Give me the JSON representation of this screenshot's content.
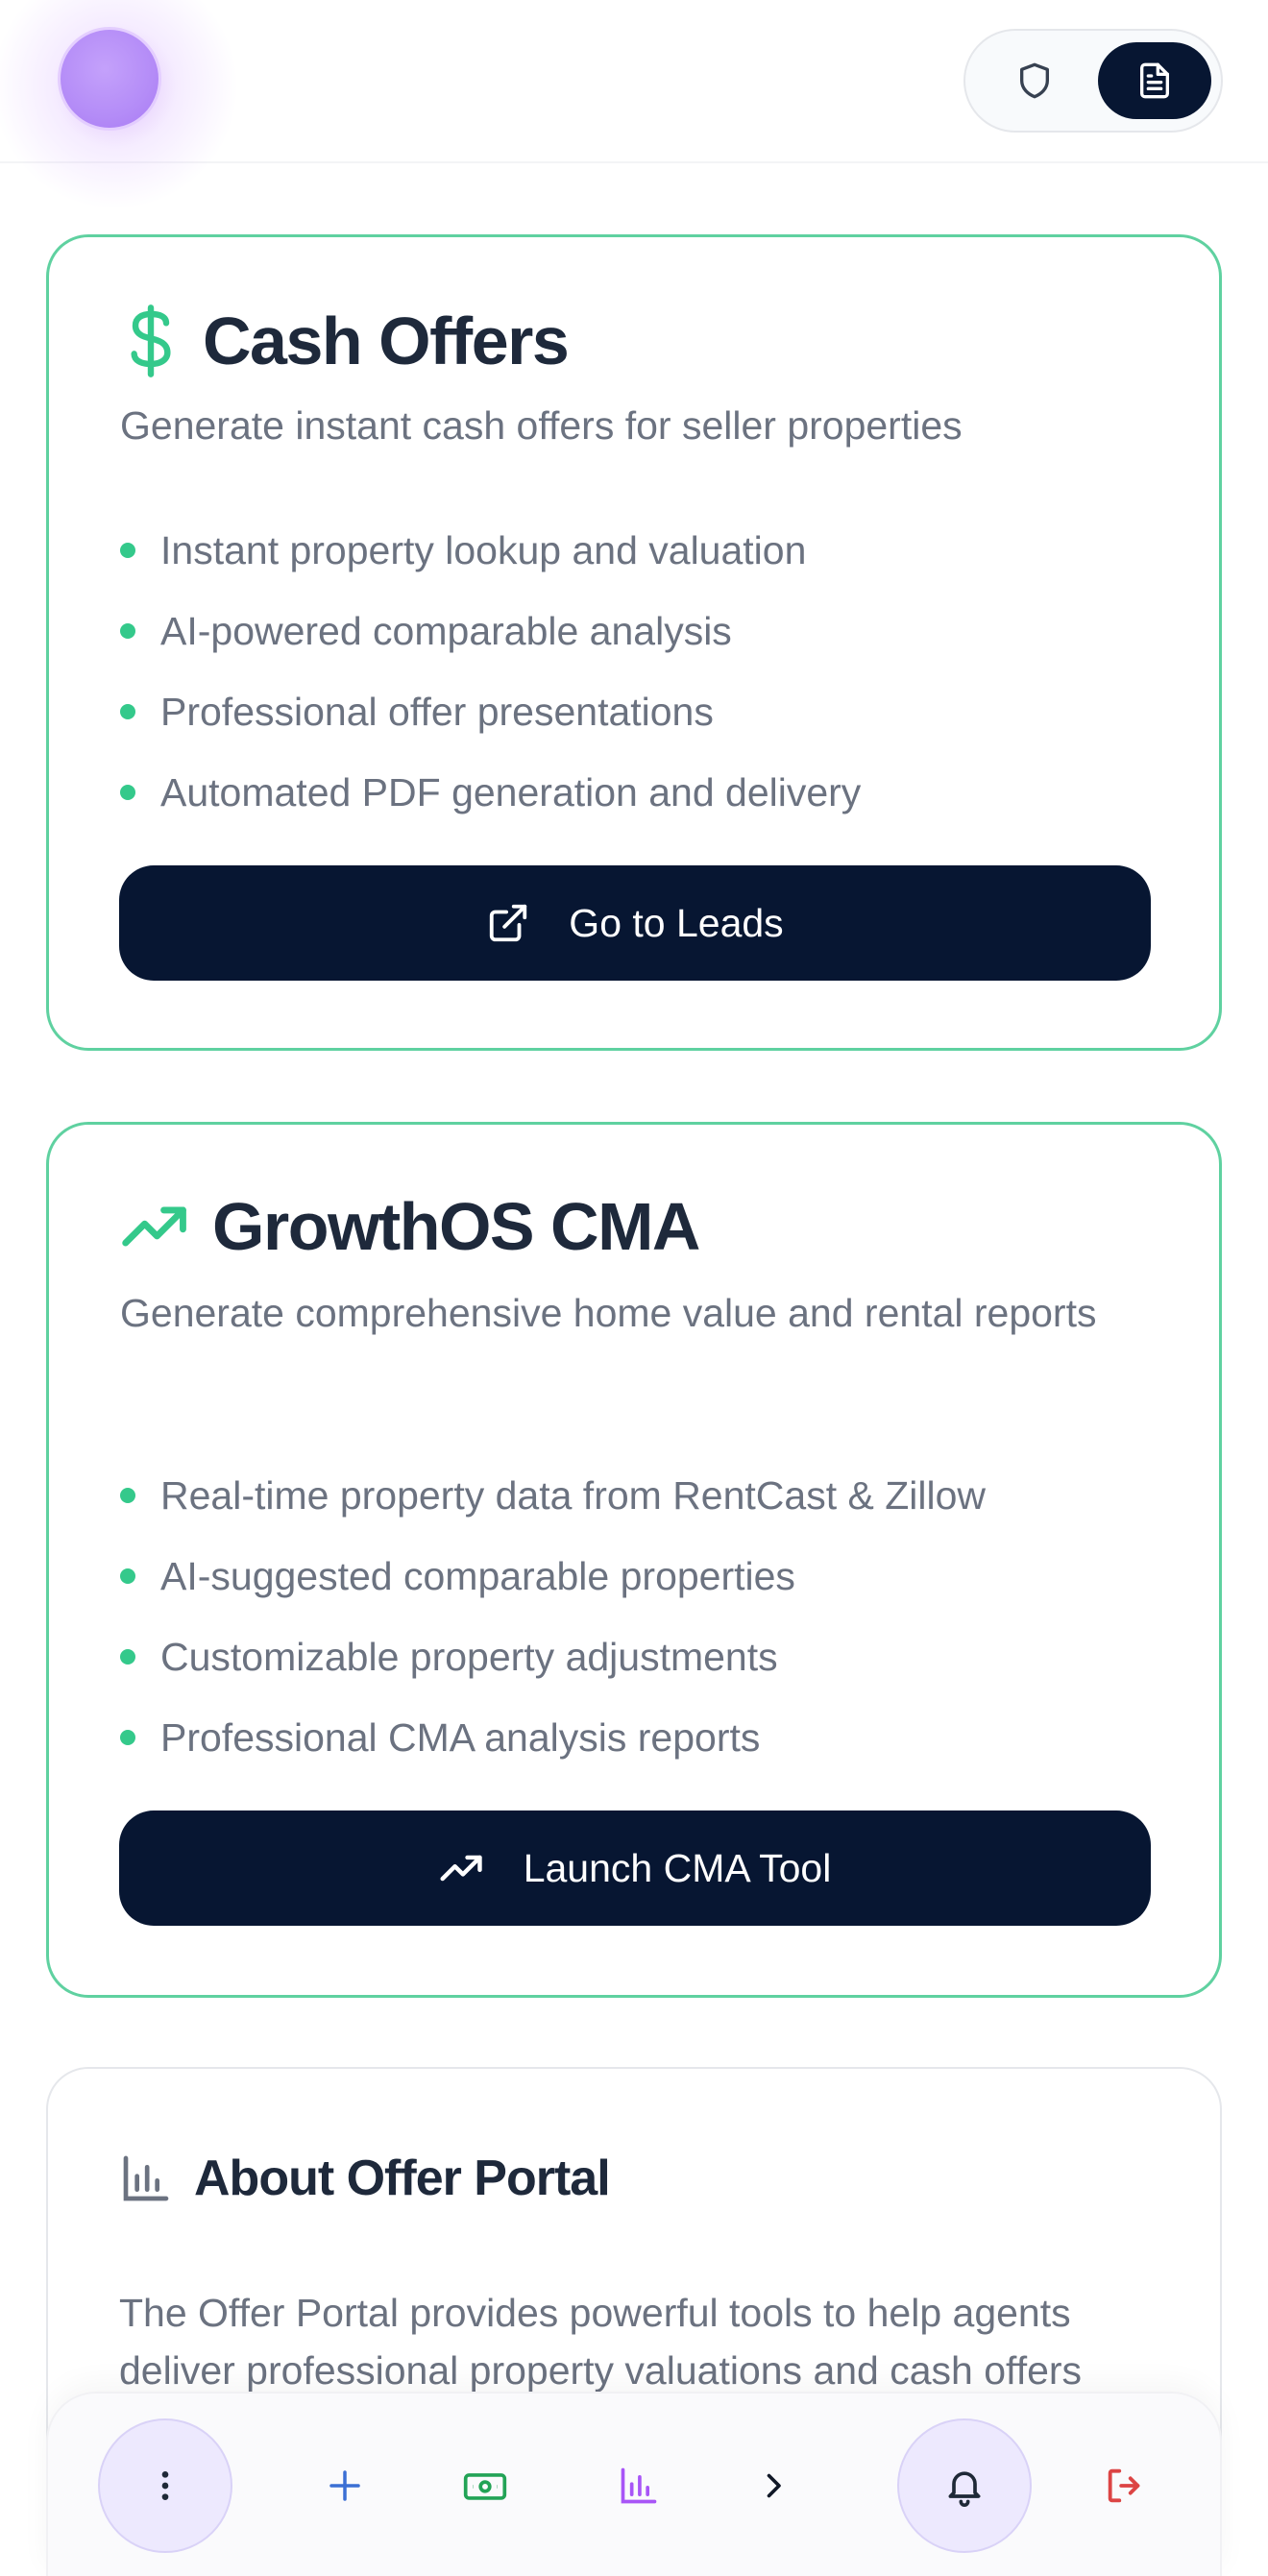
{
  "header": {
    "mode_icons": [
      "shield-icon",
      "document-icon"
    ],
    "active_mode": "document"
  },
  "cash_offers": {
    "icon": "dollar-icon",
    "title": "Cash Offers",
    "subtitle": "Generate instant cash offers for seller properties",
    "features": [
      "Instant property lookup and valuation",
      "AI-powered comparable analysis",
      "Professional offer presentations",
      "Automated PDF generation and delivery"
    ],
    "cta_icon": "external-link-icon",
    "cta_label": "Go to Leads"
  },
  "cma": {
    "icon": "trending-up-icon",
    "title": "GrowthOS CMA",
    "subtitle": "Generate comprehensive home value and rental reports",
    "features": [
      "Real-time property data from RentCast & Zillow",
      "AI-suggested comparable properties",
      "Customizable property adjustments",
      "Professional CMA analysis reports"
    ],
    "cta_icon": "trending-up-icon",
    "cta_label": "Launch CMA Tool"
  },
  "about": {
    "icon": "bar-chart-icon",
    "title": "About Offer Portal",
    "text": "The Offer Portal provides powerful tools to help agents deliver professional property valuations and cash offers"
  },
  "bottom_nav": {
    "items": [
      "more-icon",
      "plus-icon",
      "cash-icon",
      "bar-chart-icon",
      "chevron-right-icon",
      "bell-icon",
      "logout-icon"
    ]
  },
  "colors": {
    "accent_green": "#34c98b",
    "card_border": "#5fd1a0",
    "button_dark": "#071632",
    "text_dark": "#1e293b",
    "text_muted": "#6b7280",
    "avatar_purple": "#b48cf7"
  }
}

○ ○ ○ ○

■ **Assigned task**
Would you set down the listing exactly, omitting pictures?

■ **Result of this task**
Give me the JSON representation of this screenshot's content.
{
  "header": {
    "mode_icons": [
      "shield-icon",
      "document-icon"
    ],
    "active_mode": "document"
  },
  "cash_offers": {
    "icon": "dollar-icon",
    "title": "Cash Offers",
    "subtitle": "Generate instant cash offers for seller properties",
    "features": [
      "Instant property lookup and valuation",
      "AI-powered comparable analysis",
      "Professional offer presentations",
      "Automated PDF generation and delivery"
    ],
    "cta_icon": "external-link-icon",
    "cta_label": "Go to Leads"
  },
  "cma": {
    "icon": "trending-up-icon",
    "title": "GrowthOS CMA",
    "subtitle": "Generate comprehensive home value and rental reports",
    "features": [
      "Real-time property data from RentCast & Zillow",
      "AI-suggested comparable properties",
      "Customizable property adjustments",
      "Professional CMA analysis reports"
    ],
    "cta_icon": "trending-up-icon",
    "cta_label": "Launch CMA Tool"
  },
  "about": {
    "icon": "bar-chart-icon",
    "title": "About Offer Portal",
    "text": "The Offer Portal provides powerful tools to help agents deliver professional property valuations and cash offers"
  },
  "bottom_nav": {
    "items": [
      "more-icon",
      "plus-icon",
      "cash-icon",
      "bar-chart-icon",
      "chevron-right-icon",
      "bell-icon",
      "logout-icon"
    ]
  },
  "colors": {
    "accent_green": "#34c98b",
    "card_border": "#5fd1a0",
    "button_dark": "#071632",
    "text_dark": "#1e293b",
    "text_muted": "#6b7280",
    "avatar_purple": "#b48cf7"
  }
}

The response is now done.